1996 was a good year punctuated by shitty decisions. So many good films came out, and yet — does anyone even think The English Patient is a great movie? Good? Fine. The minimum allowable to be considered good. But better than Fargo, it is not. Hell, better than Jerry Maguire it is not. These are the kind of years that really upset me. Because it’s like the Academy is striving to meet the standard of what they think their reputation is, and yet, they’re perpetuating this reputation by picking such shitty films.
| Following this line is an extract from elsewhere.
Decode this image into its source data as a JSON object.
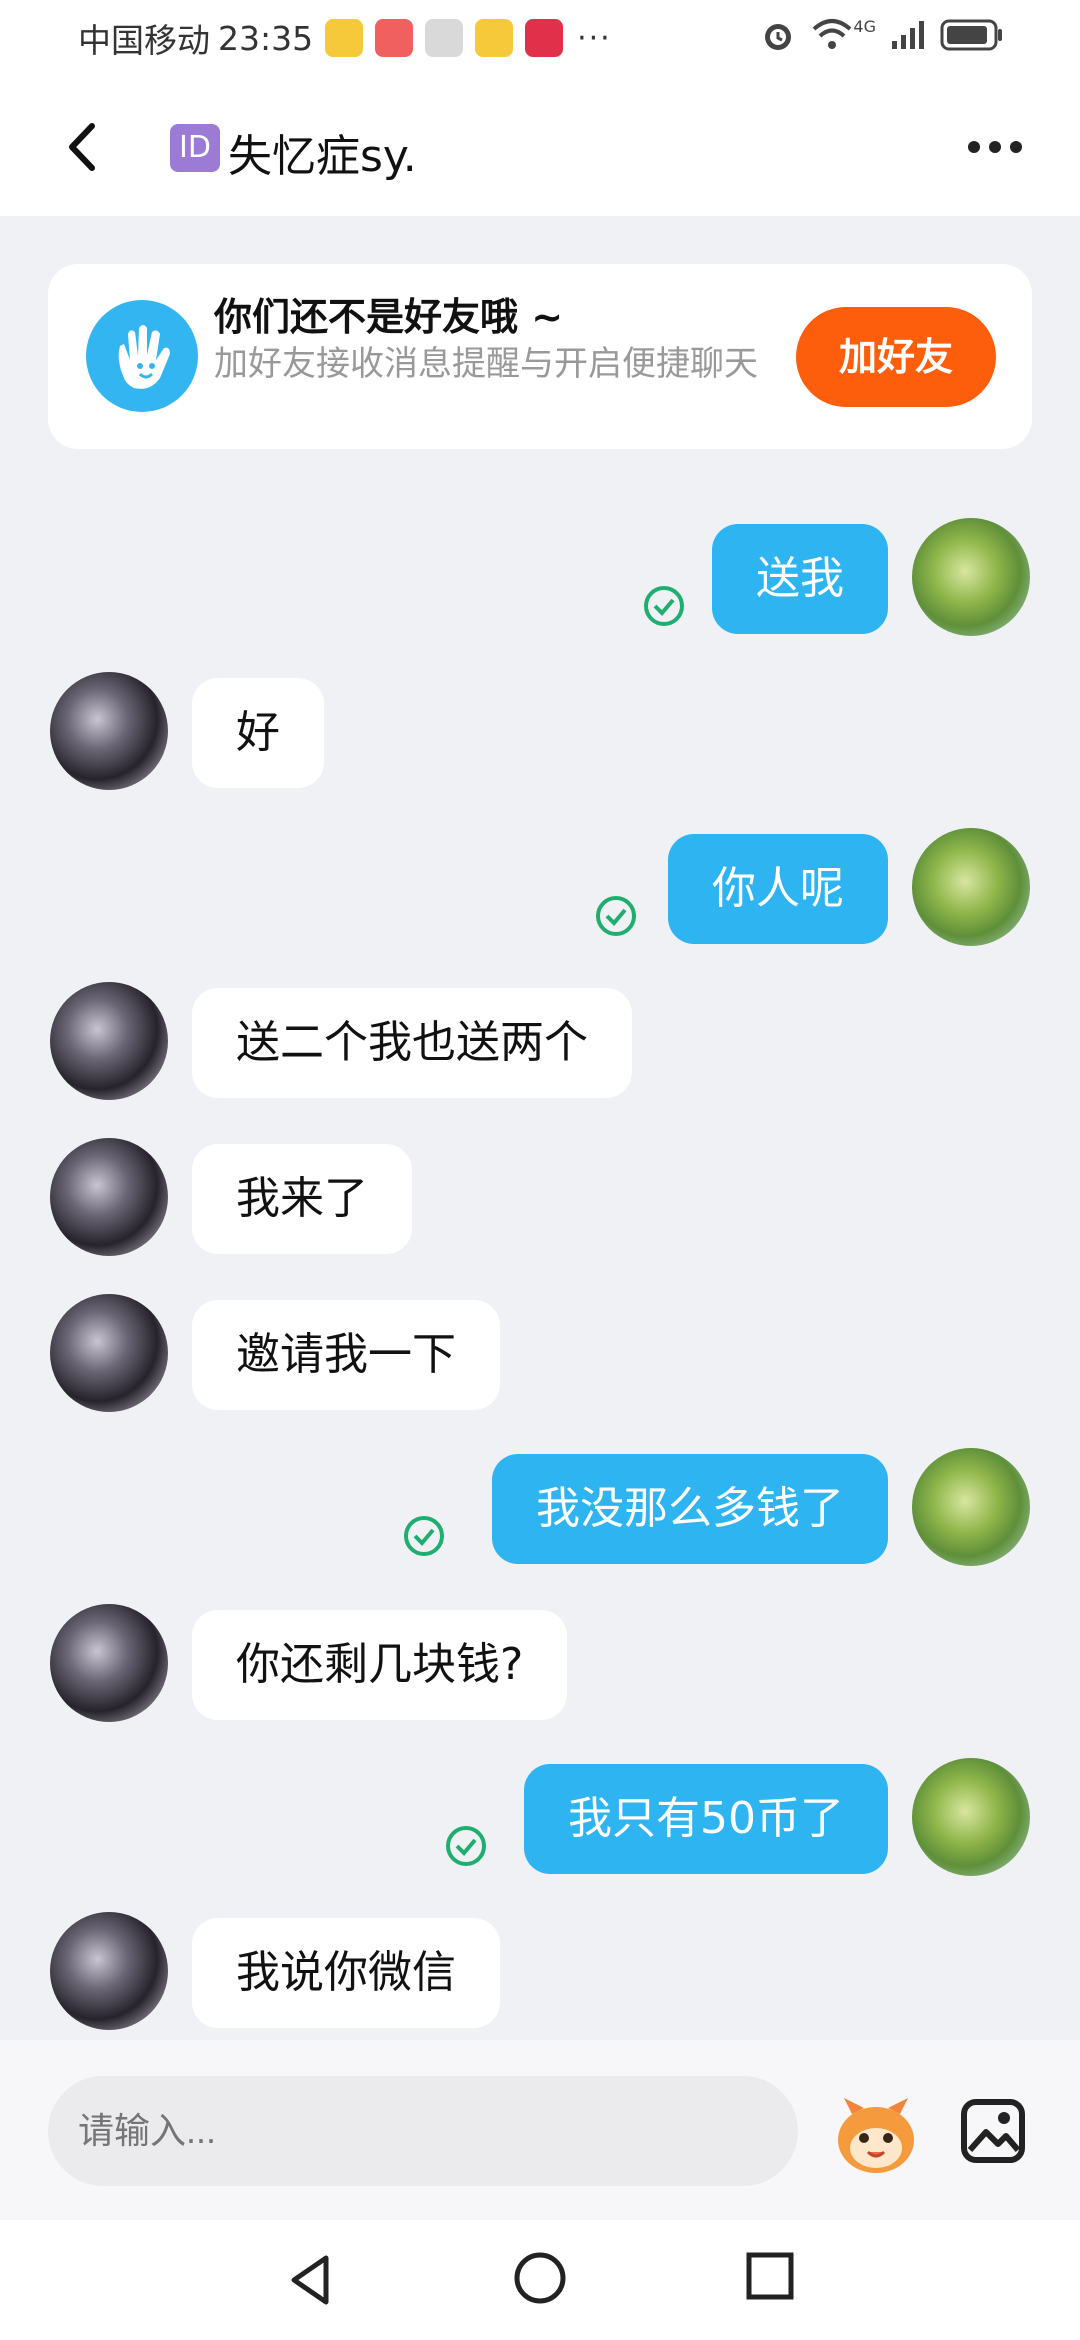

And don’t think this poor decision-making ends at Best Picture. Best Actor went to Geoffrey Rush for Shine, a performance that lasts for about, oh, fifteen minutes. The rest of the time the character is played by two different actors. This wouldn’t be a big deal except, here’s who he beat: Tom Cruise (Jerry Maguire), Ralph Fiennes (The English Patient), Woody Harrelson (The People vs. Larry Flynt) and Billy Bob Thornton (Sling Blade). Every single one of them would have been a better choice. I mean, have they seen Sling Blade?
Best Actress went to Frances McDormand for Fargo. They threw at least one bone. Best Supporting Actor was Cuba Gooding Jr. for Jerry Maguire, an okay decision, though some people would probably prefer William H. Macy for Fargo. Best Supporting Actress was Juliette Binoche for The English Patient. Most people, including herself, were not expecting her to win. That’s 1996 in a nutshell. Even the good decisions are questionable, and the bad ones are terrible.
BEST DIRECTOR – 1996
And the nominees are…
Joel & Ethan Coen, Fargo
Miloš Forman, The People vs. Larry Flynt
Scott Hicks, Shine
Mike Leigh, Secrets & Lies
Anthony Minghella, The English Patient (more…)